I would like to end my journey of wisdom with a lesson that I learned from one of our youngest members. Ellen and I were conducting one of our Welcoming Shabbat programs for our tots in the community. One of the most adorable three-year-olds wanted to have a little chat with me after the program. Of course, we were doing this over Zoom. After everyone signed off, it was just me and her on the screen. She looked into the camera and said, “Rabbi, I really miss seeing you.” “I miss seeing you, too, sweetheart.” “But what I really miss most of all is that at the end of each Shabbat, I would give you my special gift.” “What was that, maybe you can still give it to me?” “No, Rabbi, that’s the reason why I am so sad. The gift that I would always give you at the end of each Shabbat was a Shabbat hug.” Of course, we hugged virtually, but it definitely wasn’t the same.

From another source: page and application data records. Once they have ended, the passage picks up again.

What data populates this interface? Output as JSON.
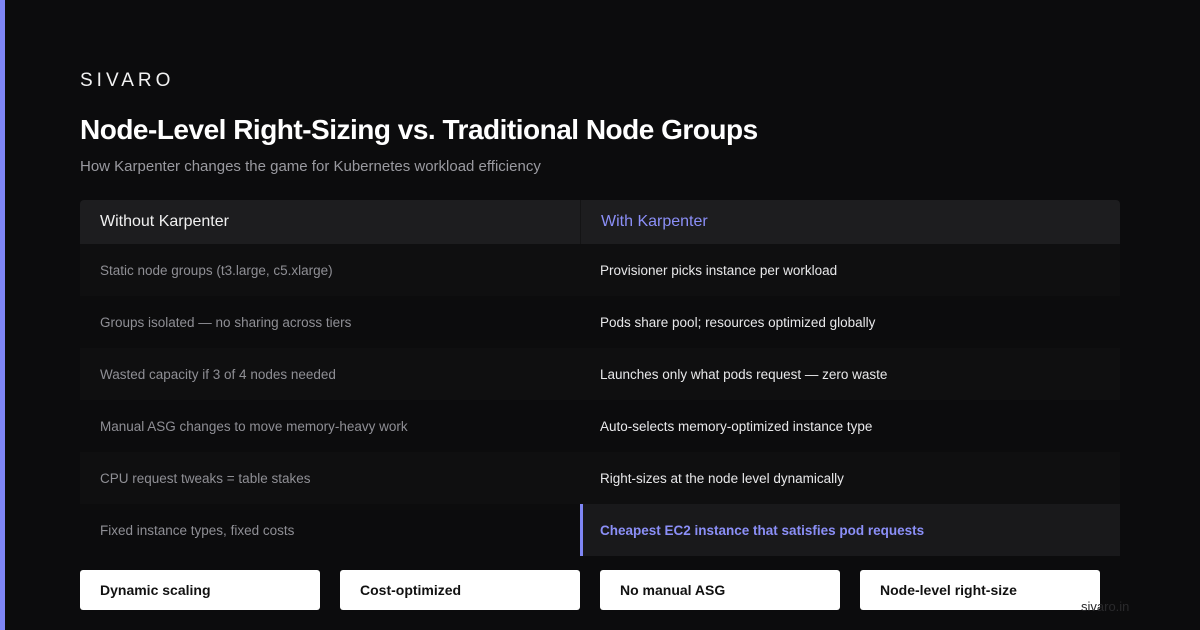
{
  "brand": "SIVARO",
  "title": "Node-Level Right-Sizing vs. Traditional Node Groups",
  "subtitle": "How Karpenter changes the game for Kubernetes workload efficiency",
  "table": {
    "headers": {
      "left": "Without Karpenter",
      "right": "With Karpenter"
    },
    "rows": [
      {
        "left": "Static node groups (t3.large, c5.xlarge)",
        "right": "Provisioner picks instance per workload"
      },
      {
        "left": "Groups isolated — no sharing across tiers",
        "right": "Pods share pool; resources optimized globally"
      },
      {
        "left": "Wasted capacity if 3 of 4 nodes needed",
        "right": "Launches only what pods request — zero waste"
      },
      {
        "left": "Manual ASG changes to move memory-heavy work",
        "right": "Auto-selects memory-optimized instance type"
      },
      {
        "left": "CPU request tweaks = table stakes",
        "right": "Right-sizes at the node level dynamically"
      },
      {
        "left": "Fixed instance types, fixed costs",
        "right": "Cheapest EC2 instance that satisfies pod requests"
      }
    ]
  },
  "chips": [
    "Dynamic scaling",
    "Cost-optimized",
    "No manual ASG",
    "Node-level right-size"
  ],
  "watermark": "sivaro.in",
  "colors": {
    "accent": "#7f86f5",
    "background": "#0c0c0d",
    "header": "#1d1d1f"
  }
}
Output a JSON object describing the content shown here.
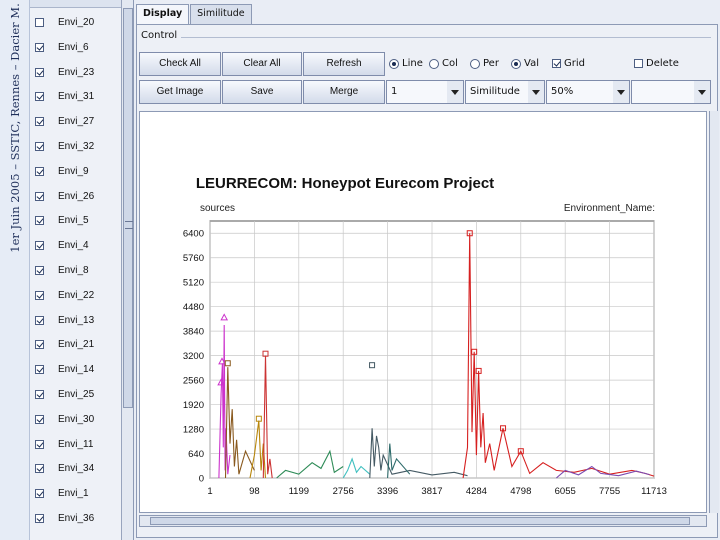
{
  "slide_caption": "1er Juin 2005 – SSTIC, Rennes – Dacier M.",
  "environments": [
    {
      "label": "Envi_20",
      "checked": false
    },
    {
      "label": "Envi_6",
      "checked": true
    },
    {
      "label": "Envi_23",
      "checked": true
    },
    {
      "label": "Envi_31",
      "checked": true
    },
    {
      "label": "Envi_27",
      "checked": true
    },
    {
      "label": "Envi_32",
      "checked": true
    },
    {
      "label": "Envi_9",
      "checked": true
    },
    {
      "label": "Envi_26",
      "checked": true
    },
    {
      "label": "Envi_5",
      "checked": true
    },
    {
      "label": "Envi_4",
      "checked": true
    },
    {
      "label": "Envi_8",
      "checked": true
    },
    {
      "label": "Envi_22",
      "checked": true
    },
    {
      "label": "Envi_13",
      "checked": true
    },
    {
      "label": "Envi_21",
      "checked": true
    },
    {
      "label": "Envi_14",
      "checked": true
    },
    {
      "label": "Envi_25",
      "checked": true
    },
    {
      "label": "Envi_30",
      "checked": true
    },
    {
      "label": "Envi_11",
      "checked": true
    },
    {
      "label": "Envi_34",
      "checked": true
    },
    {
      "label": "Envi_1",
      "checked": true
    },
    {
      "label": "Envi_36",
      "checked": true
    }
  ],
  "tabs": [
    {
      "label": "Display",
      "active": true
    },
    {
      "label": "Similitude",
      "active": false
    }
  ],
  "control": {
    "label": "Control",
    "buttons": {
      "check_all": "Check All",
      "clear_all": "Clear All",
      "refresh": "Refresh",
      "get_image": "Get Image",
      "save": "Save",
      "merge": "Merge"
    },
    "radios": [
      {
        "label": "Line",
        "selected": true
      },
      {
        "label": "Col",
        "selected": false
      },
      {
        "label": "Per",
        "selected": false
      },
      {
        "label": "Val",
        "selected": true
      }
    ],
    "grid": {
      "label": "Grid",
      "checked": true
    },
    "delete": {
      "label": "Delete",
      "checked": false
    },
    "selects": {
      "env_index": "1",
      "mode": "Similitude",
      "zoom": "50%",
      "extra": ""
    }
  },
  "chart_data": {
    "type": "line",
    "title": "LEURRECOM: Honeypot Eurecom Project",
    "ylabel": "sources",
    "legend_label": "Environment_Name:",
    "x_tick_labels": [
      "1",
      "98",
      "1199",
      "2756",
      "3396",
      "3817",
      "4284",
      "4798",
      "6055",
      "7755",
      "11713"
    ],
    "y_ticks": [
      0,
      640,
      1280,
      1920,
      2560,
      3200,
      3840,
      4480,
      5120,
      5760,
      6400
    ],
    "ylim": [
      0,
      6720
    ],
    "grid": true,
    "colors": [
      "#cc33cc",
      "#8a5a1f",
      "#b8860b",
      "#2e8b57",
      "#40c0c0",
      "#455a64",
      "#2e6b6b",
      "#d62020",
      "#7a4ab0",
      "#d4a017"
    ],
    "series": [
      {
        "color": "#cc33cc",
        "points": [
          [
            0.02,
            0
          ],
          [
            0.025,
            2200
          ],
          [
            0.028,
            3000
          ],
          [
            0.03,
            800
          ],
          [
            0.032,
            4000
          ],
          [
            0.034,
            200
          ],
          [
            0.036,
            1300
          ],
          [
            0.04,
            100
          ],
          [
            0.045,
            600
          ]
        ]
      },
      {
        "color": "#8a5a1f",
        "points": [
          [
            0.035,
            0
          ],
          [
            0.04,
            2900
          ],
          [
            0.045,
            900
          ],
          [
            0.05,
            1800
          ],
          [
            0.055,
            300
          ],
          [
            0.06,
            1000
          ],
          [
            0.065,
            100
          ],
          [
            0.08,
            700
          ],
          [
            0.1,
            200
          ]
        ]
      },
      {
        "color": "#b8860b",
        "points": [
          [
            0.09,
            0
          ],
          [
            0.1,
            600
          ],
          [
            0.11,
            1500
          ],
          [
            0.115,
            200
          ],
          [
            0.12,
            900
          ],
          [
            0.125,
            0
          ]
        ]
      },
      {
        "color": "#cc3333",
        "points": [
          [
            0.12,
            0
          ],
          [
            0.125,
            3200
          ],
          [
            0.13,
            100
          ],
          [
            0.135,
            500
          ],
          [
            0.14,
            0
          ]
        ]
      },
      {
        "color": "#2e8b57",
        "points": [
          [
            0.15,
            0
          ],
          [
            0.17,
            200
          ],
          [
            0.2,
            100
          ],
          [
            0.23,
            400
          ],
          [
            0.25,
            250
          ],
          [
            0.27,
            700
          ],
          [
            0.28,
            150
          ],
          [
            0.3,
            300
          ]
        ]
      },
      {
        "color": "#40c0c0",
        "points": [
          [
            0.3,
            0
          ],
          [
            0.31,
            200
          ],
          [
            0.32,
            500
          ],
          [
            0.33,
            150
          ],
          [
            0.34,
            300
          ],
          [
            0.36,
            100
          ]
        ]
      },
      {
        "color": "#455a64",
        "points": [
          [
            0.36,
            0
          ],
          [
            0.365,
            1300
          ],
          [
            0.37,
            300
          ],
          [
            0.375,
            1100
          ],
          [
            0.38,
            800
          ],
          [
            0.385,
            200
          ],
          [
            0.39,
            600
          ],
          [
            0.41,
            100
          ],
          [
            0.45,
            200
          ],
          [
            0.5,
            80
          ],
          [
            0.55,
            150
          ],
          [
            0.58,
            60
          ]
        ]
      },
      {
        "color": "#2e6b6b",
        "points": [
          [
            0.4,
            0
          ],
          [
            0.405,
            900
          ],
          [
            0.41,
            200
          ],
          [
            0.42,
            500
          ],
          [
            0.45,
            100
          ]
        ]
      },
      {
        "color": "#d62020",
        "points": [
          [
            0.57,
            0
          ],
          [
            0.58,
            800
          ],
          [
            0.585,
            6400
          ],
          [
            0.59,
            1200
          ],
          [
            0.595,
            3300
          ],
          [
            0.6,
            600
          ],
          [
            0.605,
            2800
          ],
          [
            0.61,
            800
          ],
          [
            0.615,
            1700
          ],
          [
            0.62,
            400
          ],
          [
            0.63,
            900
          ],
          [
            0.64,
            200
          ],
          [
            0.66,
            1300
          ],
          [
            0.68,
            300
          ],
          [
            0.7,
            700
          ],
          [
            0.72,
            120
          ],
          [
            0.75,
            400
          ],
          [
            0.78,
            200
          ],
          [
            0.82,
            150
          ],
          [
            0.86,
            250
          ],
          [
            0.9,
            100
          ],
          [
            0.95,
            200
          ],
          [
            0.98,
            120
          ],
          [
            1.0,
            50
          ]
        ]
      },
      {
        "color": "#7a4ab0",
        "points": [
          [
            0.78,
            0
          ],
          [
            0.8,
            200
          ],
          [
            0.83,
            80
          ],
          [
            0.86,
            300
          ],
          [
            0.88,
            120
          ],
          [
            0.92,
            60
          ],
          [
            0.96,
            180
          ],
          [
            0.99,
            90
          ]
        ]
      }
    ],
    "markers": [
      {
        "x": 0.025,
        "y": 2500,
        "color": "#cc33cc",
        "shape": "triangle"
      },
      {
        "x": 0.027,
        "y": 3050,
        "color": "#cc33cc",
        "shape": "triangle"
      },
      {
        "x": 0.04,
        "y": 3000,
        "color": "#8a5a1f",
        "shape": "square"
      },
      {
        "x": 0.032,
        "y": 4200,
        "color": "#cc33cc",
        "shape": "triangle"
      },
      {
        "x": 0.125,
        "y": 3250,
        "color": "#cc3333",
        "shape": "square"
      },
      {
        "x": 0.11,
        "y": 1550,
        "color": "#b8860b",
        "shape": "square"
      },
      {
        "x": 0.365,
        "y": 2950,
        "color": "#455a64",
        "shape": "square"
      },
      {
        "x": 0.585,
        "y": 6400,
        "color": "#d62020",
        "shape": "square"
      },
      {
        "x": 0.595,
        "y": 3300,
        "color": "#d62020",
        "shape": "square"
      },
      {
        "x": 0.605,
        "y": 2800,
        "color": "#d62020",
        "shape": "square"
      },
      {
        "x": 0.66,
        "y": 1300,
        "color": "#d62020",
        "shape": "square"
      },
      {
        "x": 0.7,
        "y": 700,
        "color": "#d62020",
        "shape": "square"
      }
    ]
  }
}
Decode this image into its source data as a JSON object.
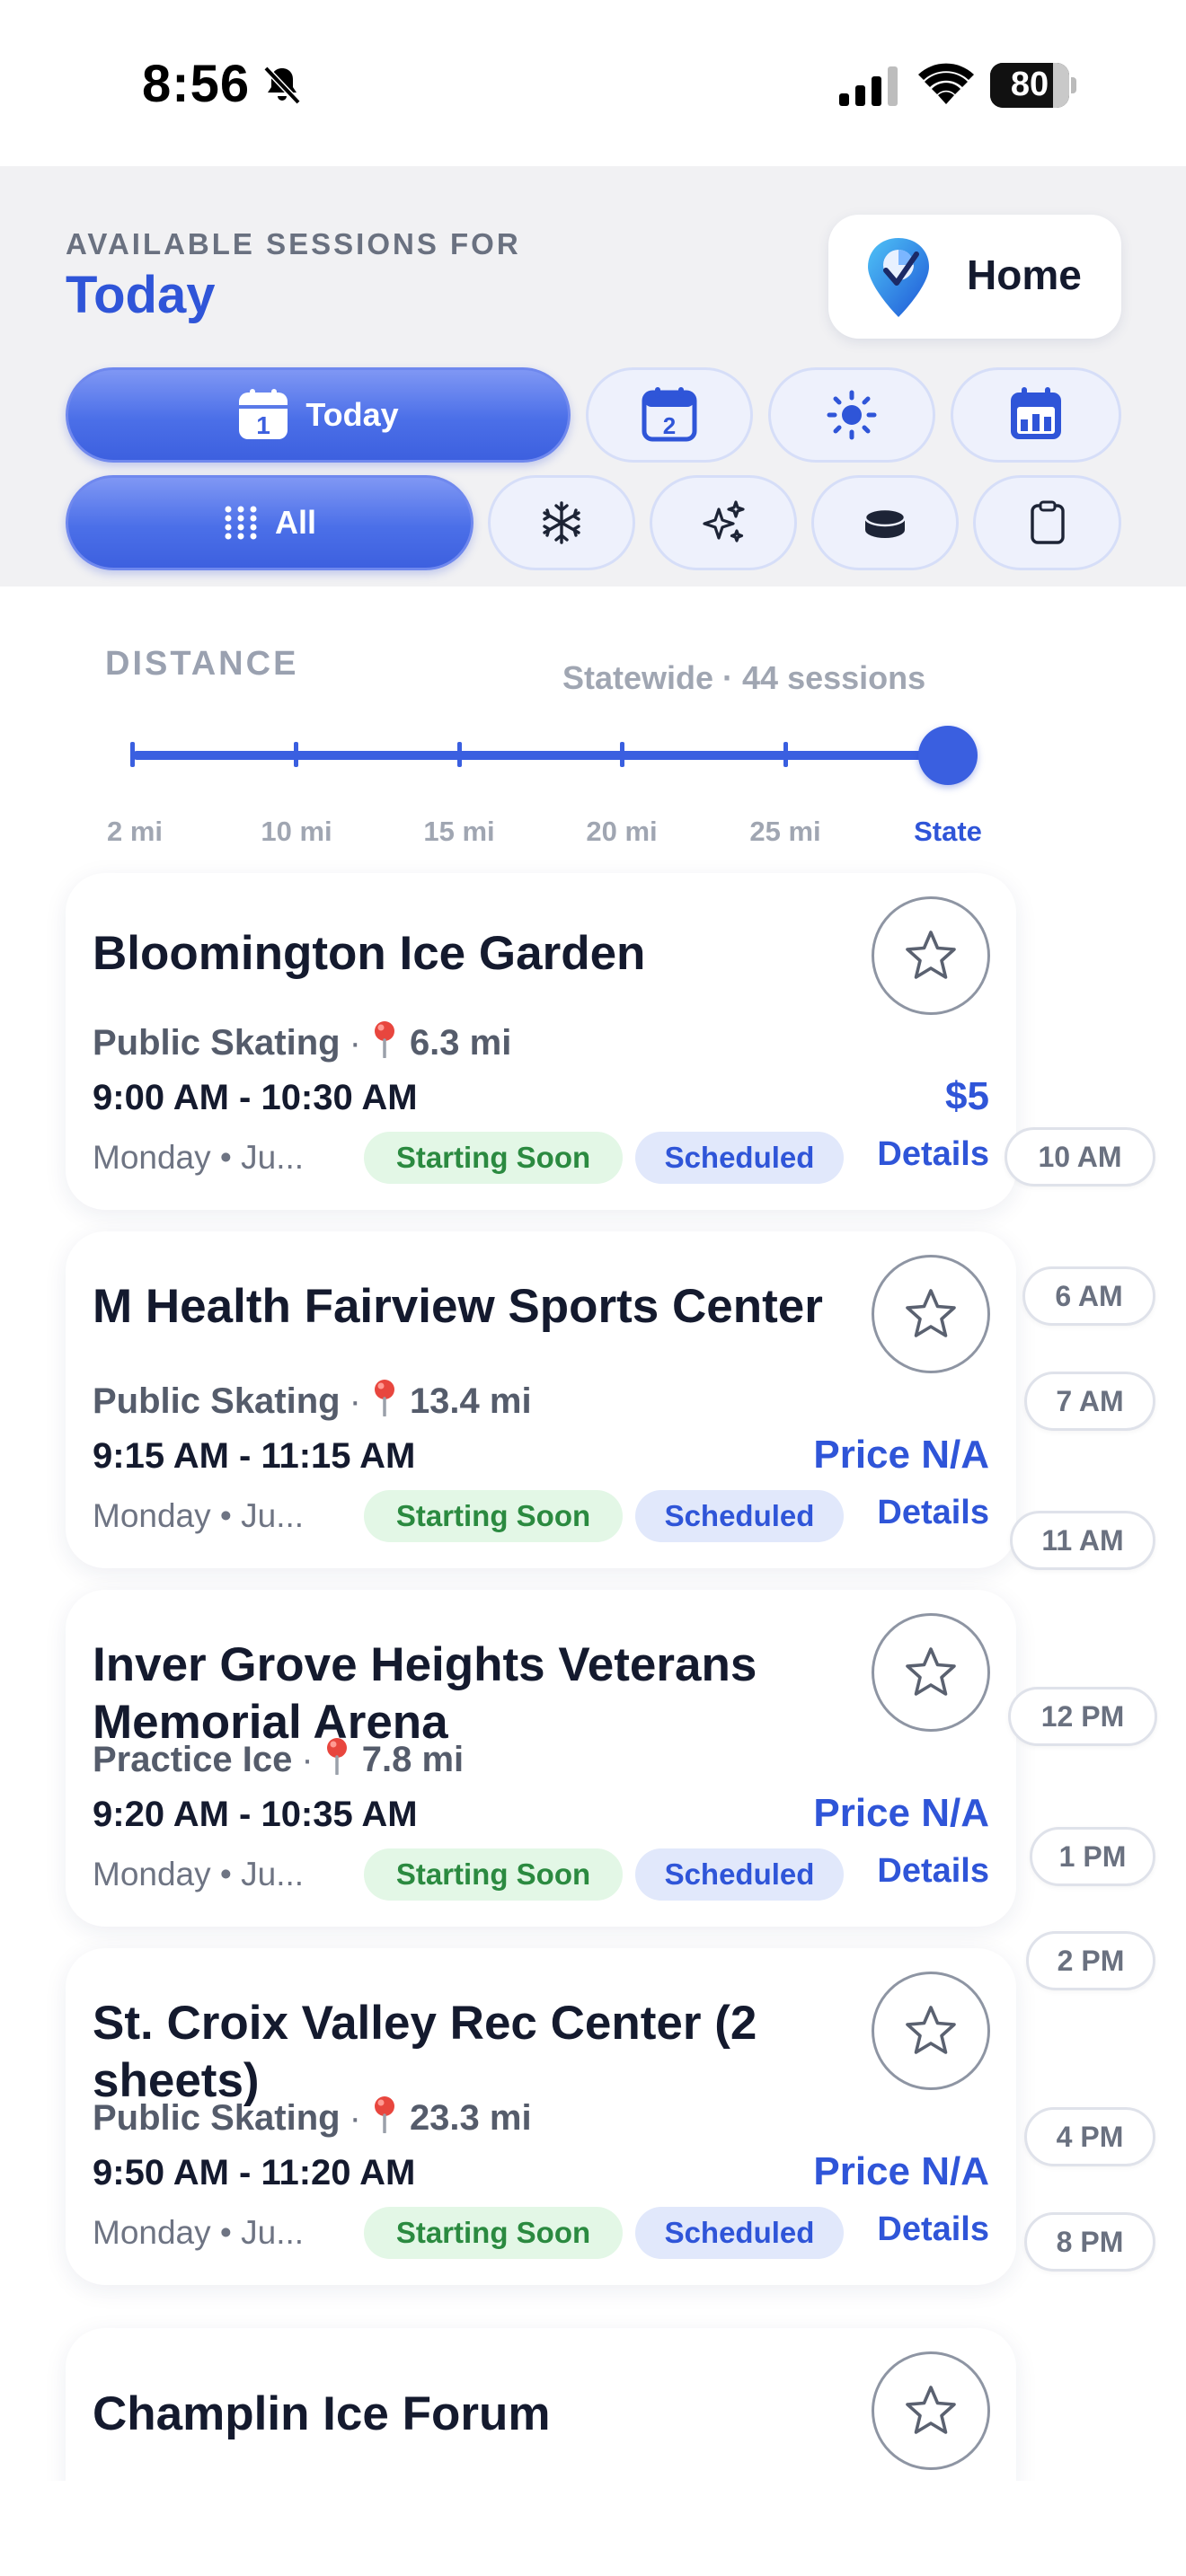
{
  "status_bar": {
    "time": "8:56",
    "battery": "80",
    "battery_level": 0.8
  },
  "header": {
    "label": "AVAILABLE SESSIONS FOR",
    "day": "Today",
    "home_button": "Home",
    "date_pills": {
      "today_label": "Today",
      "calendar_icon_day": "2"
    },
    "type_pills": {
      "all_label": "All"
    }
  },
  "icons": {
    "today": "calendar-today-icon",
    "tomorrow": "calendar-icon",
    "sun": "sun-icon",
    "week": "calendar-week-icon",
    "grid": "grid-icon",
    "snowflake": "snowflake-icon",
    "sparkles": "sparkles-icon",
    "puck": "hockey-puck-icon",
    "clipboard": "clipboard-icon",
    "star": "star-icon",
    "pin": "pin-icon"
  },
  "colors": {
    "accent": "#2f55d8",
    "starting_soon": "#2b8a40",
    "scheduled": "#2f55d8"
  },
  "distance": {
    "label": "DISTANCE",
    "summary": "Statewide · 44 sessions",
    "options": [
      "2 mi",
      "10 mi",
      "15 mi",
      "20 mi",
      "25 mi",
      "State"
    ],
    "selected": "State"
  },
  "sessions": [
    {
      "name": "Bloomington Ice Garden",
      "type": "Public Skating",
      "distance": "6.3 mi",
      "time": "9:00 AM - 10:30 AM",
      "price": "$5",
      "date": "Monday • Ju...",
      "status": "Starting Soon",
      "badge": "Scheduled",
      "details": "Details"
    },
    {
      "name": "M Health Fairview Sports Center",
      "type": "Public Skating",
      "distance": "13.4 mi",
      "time": "9:15 AM - 11:15 AM",
      "price": "Price N/A",
      "date": "Monday • Ju...",
      "status": "Starting Soon",
      "badge": "Scheduled",
      "details": "Details"
    },
    {
      "name": "Inver Grove Heights Veterans Memorial Arena",
      "type": "Practice Ice",
      "distance": "7.8 mi",
      "time": "9:20 AM - 10:35 AM",
      "price": "Price N/A",
      "date": "Monday • Ju...",
      "status": "Starting Soon",
      "badge": "Scheduled",
      "details": "Details"
    },
    {
      "name": "St. Croix Valley Rec Center (2 sheets)",
      "type": "Public Skating",
      "distance": "23.3 mi",
      "time": "9:50 AM - 11:20 AM",
      "price": "Price N/A",
      "date": "Monday • Ju...",
      "status": "Starting Soon",
      "badge": "Scheduled",
      "details": "Details"
    },
    {
      "name": "Champlin Ice Forum"
    }
  ],
  "time_chips": [
    "10 AM",
    "6 AM",
    "7 AM",
    "11 AM",
    "12 PM",
    "1 PM",
    "2 PM",
    "4 PM",
    "8 PM"
  ]
}
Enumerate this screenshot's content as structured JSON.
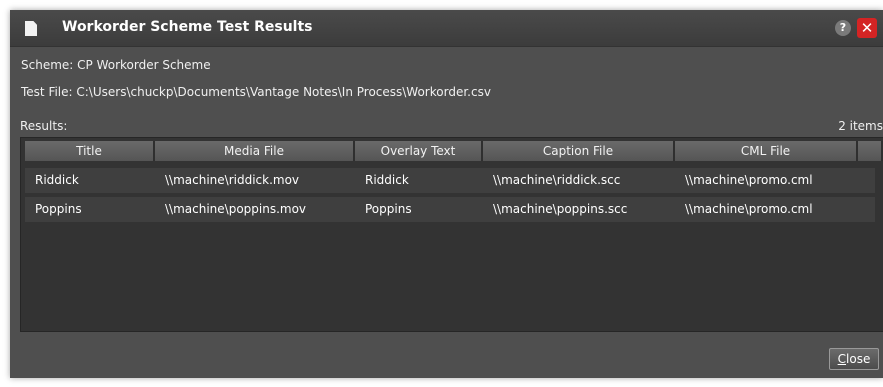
{
  "window": {
    "title": "Workorder Scheme Test Results",
    "help_icon": "?",
    "close_icon": "✕"
  },
  "info": {
    "scheme": "Scheme: CP Workorder Scheme",
    "test_file": "Test File: C:\\Users\\chuckp\\Documents\\Vantage Notes\\In Process\\Workorder.csv"
  },
  "results": {
    "label": "Results:",
    "count": "2 items",
    "columns": [
      "Title",
      "Media File",
      "Overlay Text",
      "Caption File",
      "CML File"
    ],
    "rows": [
      [
        "Riddick",
        "\\\\machine\\riddick.mov",
        "Riddick",
        "\\\\machine\\riddick.scc",
        "\\\\machine\\promo.cml"
      ],
      [
        "Poppins",
        "\\\\machine\\poppins.mov",
        "Poppins",
        "\\\\machine\\poppins.scc",
        "\\\\machine\\promo.cml"
      ]
    ]
  },
  "buttons": {
    "close_mnemonic": "C",
    "close_rest": "lose"
  },
  "colors": {
    "dialog_bg": "#4f4f4f",
    "grid_bg": "#333333",
    "close_red": "#d42424"
  }
}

             When we think about the entire pandemic experience, we can learn that we need to have hope. We can also learn about savoring every moment. This three-year-old taught me how important a simple but important hug can be. Physical touch, which we have lived with for all of our lives, has been taken away from us during this pandemic. I don’t know if any of you have contemplated this, but we are not as affectionate as we used to be, because we can’t be. And for many of us, it makes us sad. It affects us. The lesson I learned from this three-year-old was how much I miss offering hugs and handshakes to all of you. I hope I’m not alone in realizing just how powerful physical touch can be for so many of us. When this crisis is all over, I hope we all can be committed not to take for granted our hugs, our handshakes, and our embraces.


             As a rabbi, I take the search for wisdom seriously. Some look to books, others look to newspapers. Jewish tradition encourages us to look in many places and learn from everyone. This past year I feel like I learned a great deal from our current crisis. Yes, I learned to have hope and savor the moment. But I also learned a great deal from individuals. I learned how important little things are, like first kisses. I learned to focus on what’s truly important from a blushing bride. I learned how important my health is and I shouldn’t take it for granted. I learned about perspective. And I learned to never forsake a hug.

“Who is wise,” the rabbis ask? The one who learns from everyone. May we learn and continue to learn from everyone around us. May we not only learn from the general experience, but may we learn from individuals and their stories and may we share those lessons with everyone that we meet. In doing so, we all become wise.


May 5781 be not only a year of joy and blessing, but may it also be a year of health for everyone.


May it be God’s will as we say together, Amen.




Tue, April 20 2021 8 Iyar 5781